* **PROBLEM DETAILS**: Whenever a line of the entries below holds the string "icon", copy that line and return it.

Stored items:

--------------------------------------------------

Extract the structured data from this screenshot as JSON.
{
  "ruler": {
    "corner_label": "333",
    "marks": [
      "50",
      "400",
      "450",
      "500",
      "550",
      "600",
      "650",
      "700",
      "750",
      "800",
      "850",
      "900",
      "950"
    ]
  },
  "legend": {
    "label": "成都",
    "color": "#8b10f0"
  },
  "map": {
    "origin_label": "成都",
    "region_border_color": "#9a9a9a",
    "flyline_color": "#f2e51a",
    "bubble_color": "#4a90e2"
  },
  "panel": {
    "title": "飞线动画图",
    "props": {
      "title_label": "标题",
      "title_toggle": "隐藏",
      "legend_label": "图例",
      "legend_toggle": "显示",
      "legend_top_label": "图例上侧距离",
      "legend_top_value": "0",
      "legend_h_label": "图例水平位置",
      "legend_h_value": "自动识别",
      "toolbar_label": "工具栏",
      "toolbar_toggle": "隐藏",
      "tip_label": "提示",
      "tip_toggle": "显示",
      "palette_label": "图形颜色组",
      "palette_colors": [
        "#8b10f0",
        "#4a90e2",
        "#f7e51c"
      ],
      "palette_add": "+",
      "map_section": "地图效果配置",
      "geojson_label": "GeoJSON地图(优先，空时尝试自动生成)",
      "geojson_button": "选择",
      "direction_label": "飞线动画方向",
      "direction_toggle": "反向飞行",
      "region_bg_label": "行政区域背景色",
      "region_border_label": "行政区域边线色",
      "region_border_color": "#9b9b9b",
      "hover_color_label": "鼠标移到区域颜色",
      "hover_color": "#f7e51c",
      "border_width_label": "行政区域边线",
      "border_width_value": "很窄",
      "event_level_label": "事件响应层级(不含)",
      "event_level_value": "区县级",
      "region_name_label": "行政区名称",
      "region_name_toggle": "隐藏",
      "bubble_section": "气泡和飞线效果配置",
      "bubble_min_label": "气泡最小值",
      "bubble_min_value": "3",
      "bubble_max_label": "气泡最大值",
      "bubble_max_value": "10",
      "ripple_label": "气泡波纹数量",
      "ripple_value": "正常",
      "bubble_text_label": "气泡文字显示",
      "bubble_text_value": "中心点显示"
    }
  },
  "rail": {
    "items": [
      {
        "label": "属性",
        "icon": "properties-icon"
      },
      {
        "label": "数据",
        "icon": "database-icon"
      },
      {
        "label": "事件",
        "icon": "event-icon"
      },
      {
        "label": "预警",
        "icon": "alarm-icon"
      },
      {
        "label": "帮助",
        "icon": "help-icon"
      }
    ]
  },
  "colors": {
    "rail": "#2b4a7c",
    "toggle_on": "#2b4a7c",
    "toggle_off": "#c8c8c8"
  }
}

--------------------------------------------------

* **EXPECTED ANSWER**:
        "icon": "properties-icon"
        "icon": "database-icon"
        "icon": "event-icon"
        "icon": "alarm-icon"
        "icon": "help-icon"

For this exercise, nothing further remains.